GODS KNOT: A Cord of 3 Strands
by Ed Dickerson
In plane geometry, three points define a line. Any two points can be connected by straight line, but it takes three to define a line. I mention this because I have spent several columns concerning the identity and unique purpose of the Adventist movement. Mighty forces today attempt to pull the denomination in very different directions, and indeed threaten to pull it apart. I submit that one factor may be related to this simple geometric arrangement of needing three points to define a line.
It seems to me that three points also define our identity. Only one of the three great questions concerns identity directly: “Who am I?” The other two concern history, “Why am I here?”; and destiny, “Where am I going?” Considering that great questions exist concerning history and destiny, we shouldn’t be surprised that we cannot ascertain our identiy.
“Why am I here?” has two conflicting answers (and of course innumerable variations). Either I am here because God created the world in six days, and placed humans in charge, or I am here because of a very long series of random events. Either I live in a world of sin and death—where death is the last enemy– because of a Great Controversy between Good and Evil, and my ancestors chose the evil side; or I live in a world where death is necessary and even beneficial because it eliminates maladaptive organisms. You can quarrel with my wording or quibble over the choice of examples, but it would be difficult to deny that these two narratives of our history lead to radically different conclusions about who we are.
Closer to home, we can believe that our denomination came into being as a fulfillment of prophecy, or through a misunderstanding of a too literal reading of an old book. I constantly see both of these positions put forth in the discussions here.
Similarly, our destiny, “Where we are going,” will differ greatly depending upon our view of our origins. And it seems to me that the great tug-of-war concerning our identity– who we are going to be right now – is a contest of where to put the third point that defines our narrative line.
From my perspective, a currently ascendant group wants to take us “Back to the Future,” to attempt to either maintain or return the Adventist movement to some (largely imaginary) earlier, more pristine state. Another large faction don’t really care much about our history, and simply want to chart a “new” course, which strangely echoes quite a few 19th century ideas and concepts.
Both approaches, however, end up with little or no sense of who we should be today, for the simple reason that one or both ends of the narrative line are anchored in thin air. The traditionalists can plot a straight line from what they see as a pristine church to where we are; enthusiasts for the ever emerging church (sorry, but I can’t think of a better term, though I don’t wish it to be considered identical to the “emerging church movement”) , can draw a straight line from where we are to where they think we will eventually emerge. But attempts to align all three are few and often futile.
Both sides view at least some portion of our church history as, shall we say, embarrassing, although they disagree over which portions. Increasingly, people are simply throwing up their hands in exasperation.

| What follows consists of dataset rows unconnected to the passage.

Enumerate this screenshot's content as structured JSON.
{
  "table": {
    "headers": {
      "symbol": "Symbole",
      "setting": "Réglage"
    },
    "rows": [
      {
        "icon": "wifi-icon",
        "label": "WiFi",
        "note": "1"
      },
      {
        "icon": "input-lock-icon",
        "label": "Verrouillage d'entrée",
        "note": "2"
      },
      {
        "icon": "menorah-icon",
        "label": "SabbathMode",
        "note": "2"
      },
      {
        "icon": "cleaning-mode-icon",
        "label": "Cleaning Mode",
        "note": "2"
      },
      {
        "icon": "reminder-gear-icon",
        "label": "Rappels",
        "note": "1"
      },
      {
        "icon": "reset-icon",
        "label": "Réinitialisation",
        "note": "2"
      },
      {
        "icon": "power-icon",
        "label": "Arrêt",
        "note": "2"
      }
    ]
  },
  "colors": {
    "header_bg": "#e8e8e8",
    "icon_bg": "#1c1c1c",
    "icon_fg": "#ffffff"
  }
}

Again, I see much of that echoed in Atoday discussions.
At least some of this frustration comes from a distinctly utopian approach C.S. Lewis called “chronological prejudice” on the part of both factions. That is to say, all can see the flaws in what actually is and has been done, and imagine, in hindsight, that a perfect course could have been steered, had only the benighted individuals in charge been as wise as we are, at our exalted level of development.
I submit that the only way we’re going to find a coherent identity is to locate our position on that narrative line that begins with our history, how we got here – warts and all, by the way– and our destiny. My belief is that we are primarily a people of “present truth,” of a dynamic engagement between God’s plan of salvation and the culture where we find ourselves. This explanation lines up with our history, gives us direction for the present, and leads directly to our destiny.
This is a demanding identity, for it requires us to be continually attuned to God, and to attempt to view our current situation through the lens of salvation history. That also requires that we be continually aware of the culture in which we live. Finally, it requires us to be aware that God is drawing this world to a conclusion. As I see it, progressives and traditionalists each tacitly reject one or more of those requirements.
Until we settle these basic questions of existence, we will continue arguing past each other. And more crucially, making arguments that the world we are trying to reach doesn’t care about.